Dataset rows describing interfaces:
+-------+

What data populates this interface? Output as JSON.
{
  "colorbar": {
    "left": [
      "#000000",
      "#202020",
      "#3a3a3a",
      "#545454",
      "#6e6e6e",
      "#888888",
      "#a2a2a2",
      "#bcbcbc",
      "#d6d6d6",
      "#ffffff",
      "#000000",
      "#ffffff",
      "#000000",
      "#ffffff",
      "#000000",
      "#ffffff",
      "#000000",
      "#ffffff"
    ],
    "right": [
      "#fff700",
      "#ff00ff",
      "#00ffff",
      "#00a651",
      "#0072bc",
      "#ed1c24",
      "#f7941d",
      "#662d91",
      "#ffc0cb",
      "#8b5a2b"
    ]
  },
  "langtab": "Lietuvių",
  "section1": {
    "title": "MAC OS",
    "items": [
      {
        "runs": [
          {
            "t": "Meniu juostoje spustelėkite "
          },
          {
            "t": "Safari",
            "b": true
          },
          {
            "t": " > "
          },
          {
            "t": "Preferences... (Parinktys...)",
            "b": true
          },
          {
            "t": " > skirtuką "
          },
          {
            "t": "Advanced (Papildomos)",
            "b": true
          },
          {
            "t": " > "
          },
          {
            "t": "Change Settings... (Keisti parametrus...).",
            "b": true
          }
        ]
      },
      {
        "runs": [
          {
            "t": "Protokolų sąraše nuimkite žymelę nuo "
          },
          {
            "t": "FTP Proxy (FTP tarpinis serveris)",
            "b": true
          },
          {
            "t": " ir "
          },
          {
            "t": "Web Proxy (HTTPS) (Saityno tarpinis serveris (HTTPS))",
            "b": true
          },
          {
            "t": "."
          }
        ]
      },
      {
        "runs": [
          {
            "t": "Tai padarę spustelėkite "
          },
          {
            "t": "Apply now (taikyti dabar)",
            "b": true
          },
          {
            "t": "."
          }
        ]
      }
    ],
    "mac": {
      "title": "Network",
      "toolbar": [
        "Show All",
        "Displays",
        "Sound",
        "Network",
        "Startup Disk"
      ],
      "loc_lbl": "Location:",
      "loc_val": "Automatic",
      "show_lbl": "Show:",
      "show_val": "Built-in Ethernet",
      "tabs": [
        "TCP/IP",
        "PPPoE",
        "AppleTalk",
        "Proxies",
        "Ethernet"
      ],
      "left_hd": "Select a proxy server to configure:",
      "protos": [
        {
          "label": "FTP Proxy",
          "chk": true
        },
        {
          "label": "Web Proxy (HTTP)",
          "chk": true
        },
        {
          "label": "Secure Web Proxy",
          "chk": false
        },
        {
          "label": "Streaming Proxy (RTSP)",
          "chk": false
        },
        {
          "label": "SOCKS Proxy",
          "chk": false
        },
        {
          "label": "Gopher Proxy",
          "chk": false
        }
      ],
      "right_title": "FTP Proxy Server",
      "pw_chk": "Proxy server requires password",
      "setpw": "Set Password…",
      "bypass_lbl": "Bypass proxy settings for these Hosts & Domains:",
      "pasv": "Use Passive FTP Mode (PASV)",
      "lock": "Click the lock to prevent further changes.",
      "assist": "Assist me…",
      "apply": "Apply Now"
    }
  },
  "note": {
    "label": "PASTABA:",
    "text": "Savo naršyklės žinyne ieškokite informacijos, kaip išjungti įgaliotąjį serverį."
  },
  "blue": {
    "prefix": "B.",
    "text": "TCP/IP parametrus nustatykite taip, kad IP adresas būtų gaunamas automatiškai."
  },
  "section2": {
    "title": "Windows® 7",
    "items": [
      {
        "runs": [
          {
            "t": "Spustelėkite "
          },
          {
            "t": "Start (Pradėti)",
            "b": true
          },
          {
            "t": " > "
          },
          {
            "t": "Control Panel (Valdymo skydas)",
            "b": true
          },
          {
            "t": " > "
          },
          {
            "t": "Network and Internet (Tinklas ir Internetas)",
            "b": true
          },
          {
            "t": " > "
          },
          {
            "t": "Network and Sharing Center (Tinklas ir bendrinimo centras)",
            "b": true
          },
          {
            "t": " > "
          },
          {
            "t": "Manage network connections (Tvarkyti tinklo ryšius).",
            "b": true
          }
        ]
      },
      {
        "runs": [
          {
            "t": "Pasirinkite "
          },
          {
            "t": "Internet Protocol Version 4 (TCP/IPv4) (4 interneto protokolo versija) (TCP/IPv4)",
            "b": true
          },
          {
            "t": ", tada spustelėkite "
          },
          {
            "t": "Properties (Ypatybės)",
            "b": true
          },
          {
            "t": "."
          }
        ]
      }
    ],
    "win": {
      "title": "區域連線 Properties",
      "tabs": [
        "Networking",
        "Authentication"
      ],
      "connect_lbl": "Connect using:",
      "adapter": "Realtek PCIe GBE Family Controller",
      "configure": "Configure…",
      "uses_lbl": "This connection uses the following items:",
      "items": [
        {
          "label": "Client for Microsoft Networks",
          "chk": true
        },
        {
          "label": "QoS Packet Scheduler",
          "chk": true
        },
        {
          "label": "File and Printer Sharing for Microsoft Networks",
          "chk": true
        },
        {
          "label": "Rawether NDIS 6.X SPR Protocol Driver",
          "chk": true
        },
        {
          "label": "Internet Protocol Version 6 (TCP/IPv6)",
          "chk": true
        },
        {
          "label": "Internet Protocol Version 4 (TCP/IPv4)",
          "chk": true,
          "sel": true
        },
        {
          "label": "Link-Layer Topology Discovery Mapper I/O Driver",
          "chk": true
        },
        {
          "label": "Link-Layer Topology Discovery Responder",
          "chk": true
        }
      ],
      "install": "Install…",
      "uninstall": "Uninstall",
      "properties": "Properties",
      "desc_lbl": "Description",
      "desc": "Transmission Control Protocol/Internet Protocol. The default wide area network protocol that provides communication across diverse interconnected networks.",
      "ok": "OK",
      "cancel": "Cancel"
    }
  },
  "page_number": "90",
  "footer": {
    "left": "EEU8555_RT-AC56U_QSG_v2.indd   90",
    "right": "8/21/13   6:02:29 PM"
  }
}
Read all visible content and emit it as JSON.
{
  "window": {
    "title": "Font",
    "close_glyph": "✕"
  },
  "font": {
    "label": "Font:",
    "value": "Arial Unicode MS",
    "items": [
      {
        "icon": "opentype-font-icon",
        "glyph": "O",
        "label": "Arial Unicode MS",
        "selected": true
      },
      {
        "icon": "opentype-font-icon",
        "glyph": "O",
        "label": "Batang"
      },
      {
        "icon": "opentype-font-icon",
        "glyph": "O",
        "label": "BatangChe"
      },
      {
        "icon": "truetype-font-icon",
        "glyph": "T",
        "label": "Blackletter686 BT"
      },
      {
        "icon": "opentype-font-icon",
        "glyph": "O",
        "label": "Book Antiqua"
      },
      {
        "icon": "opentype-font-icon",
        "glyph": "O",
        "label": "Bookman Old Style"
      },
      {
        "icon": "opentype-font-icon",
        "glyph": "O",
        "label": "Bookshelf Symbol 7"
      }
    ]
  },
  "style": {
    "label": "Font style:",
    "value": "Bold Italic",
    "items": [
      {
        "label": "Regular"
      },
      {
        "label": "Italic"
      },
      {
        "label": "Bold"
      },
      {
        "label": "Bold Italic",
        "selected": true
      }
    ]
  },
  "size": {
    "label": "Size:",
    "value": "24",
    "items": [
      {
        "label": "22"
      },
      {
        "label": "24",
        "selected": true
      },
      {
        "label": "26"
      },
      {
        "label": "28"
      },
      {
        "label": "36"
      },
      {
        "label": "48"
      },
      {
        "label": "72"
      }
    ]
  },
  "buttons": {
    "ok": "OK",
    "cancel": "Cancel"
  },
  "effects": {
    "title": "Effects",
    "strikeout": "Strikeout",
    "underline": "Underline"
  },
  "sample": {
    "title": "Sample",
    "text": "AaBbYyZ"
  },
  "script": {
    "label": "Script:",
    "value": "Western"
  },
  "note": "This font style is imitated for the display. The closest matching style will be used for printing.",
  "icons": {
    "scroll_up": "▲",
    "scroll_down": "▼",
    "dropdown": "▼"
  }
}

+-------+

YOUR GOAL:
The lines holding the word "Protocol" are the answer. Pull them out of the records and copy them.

RESPONSE:
            "t": "Internet Protocol Version 4 (TCP/IPv4) (4 interneto protokolo versija) (TCP/IPv4)",
          "label": "Rawether NDIS 6.X SPR Protocol Driver",
          "label": "Internet Protocol Version 6 (TCP/IPv6)",
          "label": "Internet Protocol Version 4 (TCP/IPv4)",
      "desc": "Transmission Control Protocol/Internet Protocol. The default wide area network protocol that provides communication across diverse interconnected networks.",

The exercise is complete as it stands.